Start of Exercise data
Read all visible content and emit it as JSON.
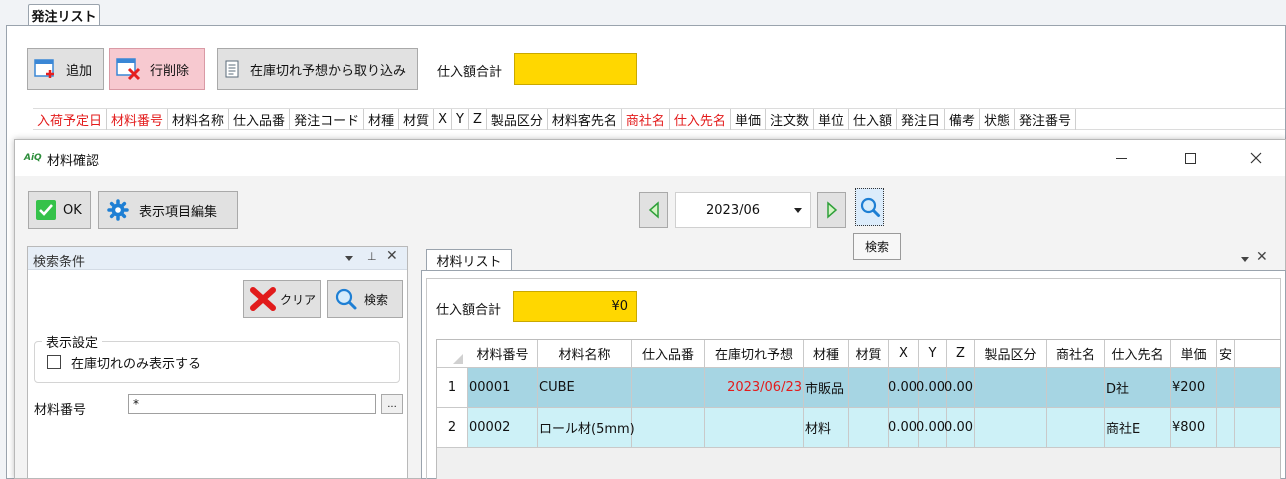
{
  "outer": {
    "tab_title": "発注リスト",
    "toolbar": {
      "add_label": "追加",
      "delete_row_label": "行削除",
      "import_label": "在庫切れ予想から取り込み",
      "total_label": "仕入額合計",
      "total_value": ""
    },
    "columns": [
      "入荷予定日",
      "材料番号",
      "材料名称",
      "仕入品番",
      "発注コード",
      "材種",
      "材質",
      "X",
      "Y",
      "Z",
      "製品区分",
      "材料客先名",
      "商社名",
      "仕入先名",
      "単価",
      "注文数",
      "単位",
      "仕入額",
      "発注日",
      "備考",
      "状態",
      "発注番号"
    ],
    "red_columns": [
      "入荷予定日",
      "材料番号",
      "商社名",
      "仕入先名"
    ]
  },
  "dialog": {
    "title": "材料確認",
    "app_icon_text": "AiQ",
    "ok_label": "OK",
    "edit_columns_label": "表示項目編集",
    "month": "2023/06",
    "search_tooltip": "検索",
    "search_panel": {
      "title": "検索条件",
      "clear_label": "クリア",
      "search_label": "検索",
      "display_group": "表示設定",
      "stock_out_only_label": "在庫切れのみ表示する",
      "stock_out_only_checked": false,
      "material_no_label": "材料番号",
      "material_no_value": "*",
      "browse_label": "..."
    },
    "list_panel": {
      "tab_title": "材料リスト",
      "total_label": "仕入額合計",
      "total_value": "¥0",
      "columns": [
        "材料番号",
        "材料名称",
        "仕入品番",
        "在庫切れ予想",
        "材種",
        "材質",
        "X",
        "Y",
        "Z",
        "製品区分",
        "商社名",
        "仕入先名",
        "単価",
        "安"
      ],
      "rows": [
        {
          "no": "1",
          "cells": [
            "00001",
            "CUBE",
            "",
            "2023/06/23",
            "市販品",
            "",
            "0.00",
            "0.00",
            "0.00",
            "",
            "",
            "D社",
            "¥200",
            ""
          ]
        },
        {
          "no": "2",
          "cells": [
            "00002",
            "ロール材(5mm)",
            "",
            "",
            "材料",
            "",
            "0.00",
            "0.00",
            "0.00",
            "",
            "",
            "商社E",
            "¥800",
            ""
          ]
        }
      ]
    }
  },
  "colors": {
    "accent_yellow": "#ffd700",
    "row1": "#a6d5e3",
    "row2": "#cdf1f7",
    "red": "#e31b1b",
    "ok_green": "#35c24a",
    "gear_blue": "#1e7fd4"
  }
}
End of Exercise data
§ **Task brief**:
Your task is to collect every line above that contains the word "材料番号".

§ **Answer to this exercise**:
      "材料番号",
      "材料番号",
      "material_no_label": "材料番号",
        "材料番号",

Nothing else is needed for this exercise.